There’s been a lot of discussion by IndyCar Series executives recently about driver marketing. Hulman & Co. CEO Mark Miles said the issue is on his front burner this year. If he’s wondering how to get started on this daunting task, he might consult someone in his own paddock.
She may not be the first person that comes to mind when thinking of sports marketing, but I’ve always thought Sarah Fisher has a firmer grasp on connecting with fans than most in the IndyCar paddock, including many of the richer owners and more successful drivers.
I have to believe Fisher’s approach eventually will pay off in partnerships with bigger sponsors, a larger budget and a more successful team.
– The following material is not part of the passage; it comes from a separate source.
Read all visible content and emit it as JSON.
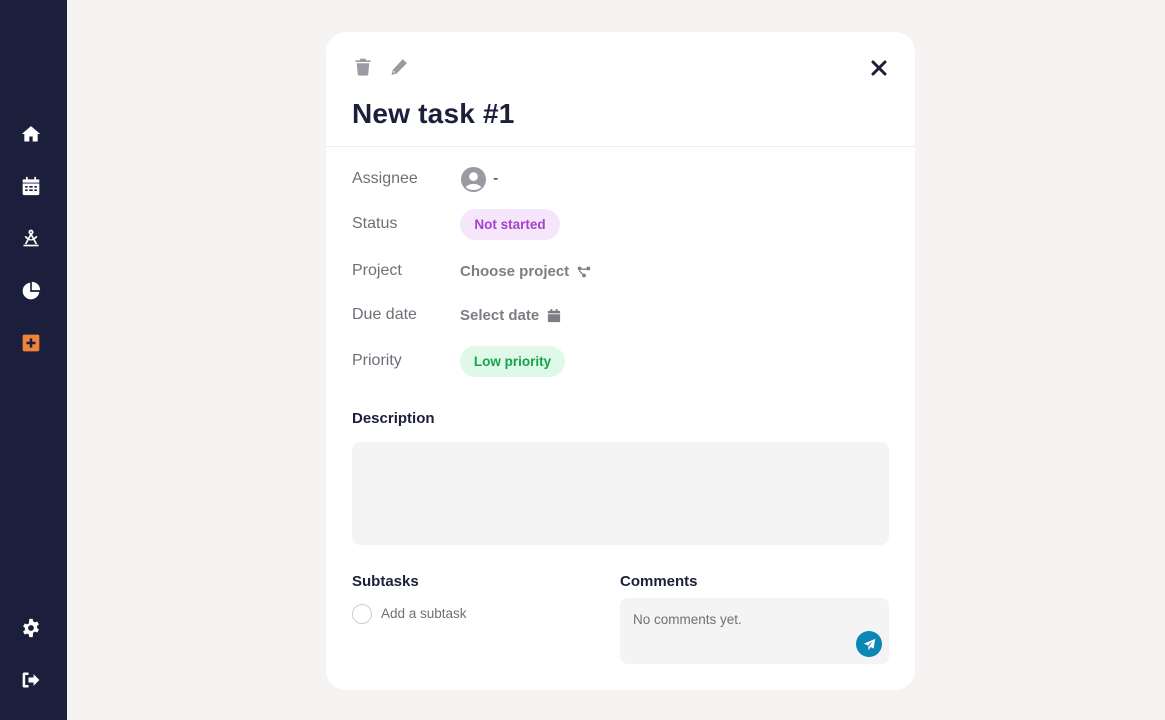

Will Fisher’s team ever land in the winner’s circle as much as the Penske, Andretti and Ganassi armadas? Well, she has a long way to go.
Young race car driver Josef Newgarden appears to have the talent to help grow the team. Like Fisher, he also appears to have a firm grasp of what it means to market himself, his team and the series.
A lot of times, it’s not the grand marketing plans, big splashy ads and red carpet appearances that move a sport forward. Many times it starts at a very grass-roots level.
If ever a local university decided to offer a class in grass-roots marketing, Fisher and Newgarden would be equally qualified at standing at the front of the class as professor.
The following story, which Fisher recently shared, should be lesson No. 1.
When IndyCar fan Lesa Tennant heard a voice scream “Go, IndyCar!” out of a vehicle window passing by her Bargersville home last summer, she assumed a few kids were acting silly.
Tennant didn’t realize that inside the vehicle sat Newgarden and Sarah Fisher Hartman Racing mechanic Danny Klotz. The two were driving back to Indianapolis from Sweetwater Lake, where the SFHR team enjoys spending time away from the track during the summer.
Newgarden saw Tennant wearing an IndyCar shirt. After yelling from the window, Newgarden and Klotz decided to make a U-turn and surprise Tennant.
“I didn’t recognize Josef at first,” Tennant said. “They pulled in my driveway and said, ‘We saw you are an IndyCar fan, and we like to meet IndyCar fans.’”
Said Klotz: “We talked about the Indianapolis 500. Lesa asked us where our seats are, and Josef responded with ‘Having the best seat in the house.’”
When Newgarden finally revealed himself, a shocked Tennant ran inside to get her husband, Leroy, an avid race fan.
“I was on the treadmill in the front room, and I thought he looked like Josef,” Leroy Tennant said. “But then I thought there’s no way Josef Newgarden would be in my driveway. When my wife came and told me Josef was out there, I just couldn’t believe it. That kind of thing doesn’t happen.”
Newgarden and Klotz have continued their relationship with the Tennants. Leroy and his son Kevin attended the IndyCar race at Pocono Raceway just weeks after that initial meeting, and they walked the grid with the team before the race.
Leroy, Lesa and their family recently made a visit to SFHR’s race shop, just minutes down the street from the historic Indianapolis Motor Speedway.
The Johnson County residents have no doubt recounted their story to dozens and dozens of family members and friends.
No press conference. No press release. No trumped-up event. Still, a simple gesture from a 23-year-old driver and a mechanic transformed the Tennants from fans to ambassadors. From silent observers to boisterous advocates.
It all started with a U-turn.
A sudden change of direction.
For IndyCar’s sake, let’s hope we see more of those going forward.